(Page and application data records)
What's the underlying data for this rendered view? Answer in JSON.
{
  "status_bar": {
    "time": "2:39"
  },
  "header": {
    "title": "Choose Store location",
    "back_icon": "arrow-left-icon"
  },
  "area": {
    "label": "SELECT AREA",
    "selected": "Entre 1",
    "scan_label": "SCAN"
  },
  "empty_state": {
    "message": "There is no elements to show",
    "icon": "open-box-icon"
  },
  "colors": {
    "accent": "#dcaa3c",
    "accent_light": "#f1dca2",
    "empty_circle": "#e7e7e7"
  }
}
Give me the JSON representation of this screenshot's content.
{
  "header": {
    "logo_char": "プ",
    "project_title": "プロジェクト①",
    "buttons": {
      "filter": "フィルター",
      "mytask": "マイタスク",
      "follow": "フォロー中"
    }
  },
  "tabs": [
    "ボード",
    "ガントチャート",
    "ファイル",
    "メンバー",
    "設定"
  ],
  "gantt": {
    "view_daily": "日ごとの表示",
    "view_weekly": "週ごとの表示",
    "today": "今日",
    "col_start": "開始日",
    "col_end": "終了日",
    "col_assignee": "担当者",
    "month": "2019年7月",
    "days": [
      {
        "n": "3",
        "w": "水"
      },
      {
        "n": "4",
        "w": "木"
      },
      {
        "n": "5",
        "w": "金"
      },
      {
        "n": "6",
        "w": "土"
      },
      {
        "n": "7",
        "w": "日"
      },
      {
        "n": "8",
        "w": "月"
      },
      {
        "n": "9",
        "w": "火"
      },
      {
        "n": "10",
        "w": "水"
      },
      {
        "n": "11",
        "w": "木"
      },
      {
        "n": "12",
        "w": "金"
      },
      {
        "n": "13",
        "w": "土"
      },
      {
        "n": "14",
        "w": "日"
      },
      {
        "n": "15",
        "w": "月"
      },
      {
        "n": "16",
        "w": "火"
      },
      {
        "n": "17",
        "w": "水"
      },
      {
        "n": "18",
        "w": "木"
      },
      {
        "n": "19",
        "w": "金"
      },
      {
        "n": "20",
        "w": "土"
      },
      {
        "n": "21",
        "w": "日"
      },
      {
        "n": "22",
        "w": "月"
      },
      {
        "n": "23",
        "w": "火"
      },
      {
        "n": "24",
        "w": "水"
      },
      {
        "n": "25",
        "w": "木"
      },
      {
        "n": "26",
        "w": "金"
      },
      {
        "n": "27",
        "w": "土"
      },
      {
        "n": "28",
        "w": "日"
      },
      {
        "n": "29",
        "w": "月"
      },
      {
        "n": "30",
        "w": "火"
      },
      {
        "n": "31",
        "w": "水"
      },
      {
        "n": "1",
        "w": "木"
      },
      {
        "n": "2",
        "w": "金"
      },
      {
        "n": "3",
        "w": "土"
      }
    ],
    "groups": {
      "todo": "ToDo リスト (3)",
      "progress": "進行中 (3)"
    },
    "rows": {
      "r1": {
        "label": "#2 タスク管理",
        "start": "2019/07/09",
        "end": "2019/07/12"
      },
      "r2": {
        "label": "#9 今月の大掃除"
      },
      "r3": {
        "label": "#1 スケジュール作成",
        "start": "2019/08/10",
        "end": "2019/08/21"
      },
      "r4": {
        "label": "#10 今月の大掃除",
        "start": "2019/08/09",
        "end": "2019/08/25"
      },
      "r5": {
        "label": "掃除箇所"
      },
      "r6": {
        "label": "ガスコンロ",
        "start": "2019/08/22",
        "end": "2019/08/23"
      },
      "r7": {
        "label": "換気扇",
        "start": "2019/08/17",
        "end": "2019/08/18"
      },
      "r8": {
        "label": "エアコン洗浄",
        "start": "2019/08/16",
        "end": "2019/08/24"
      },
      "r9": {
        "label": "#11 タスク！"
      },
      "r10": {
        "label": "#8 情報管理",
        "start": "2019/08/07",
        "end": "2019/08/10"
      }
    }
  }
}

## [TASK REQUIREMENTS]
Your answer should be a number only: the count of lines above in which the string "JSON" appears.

## [RESPONSE TO THIS TASK]
2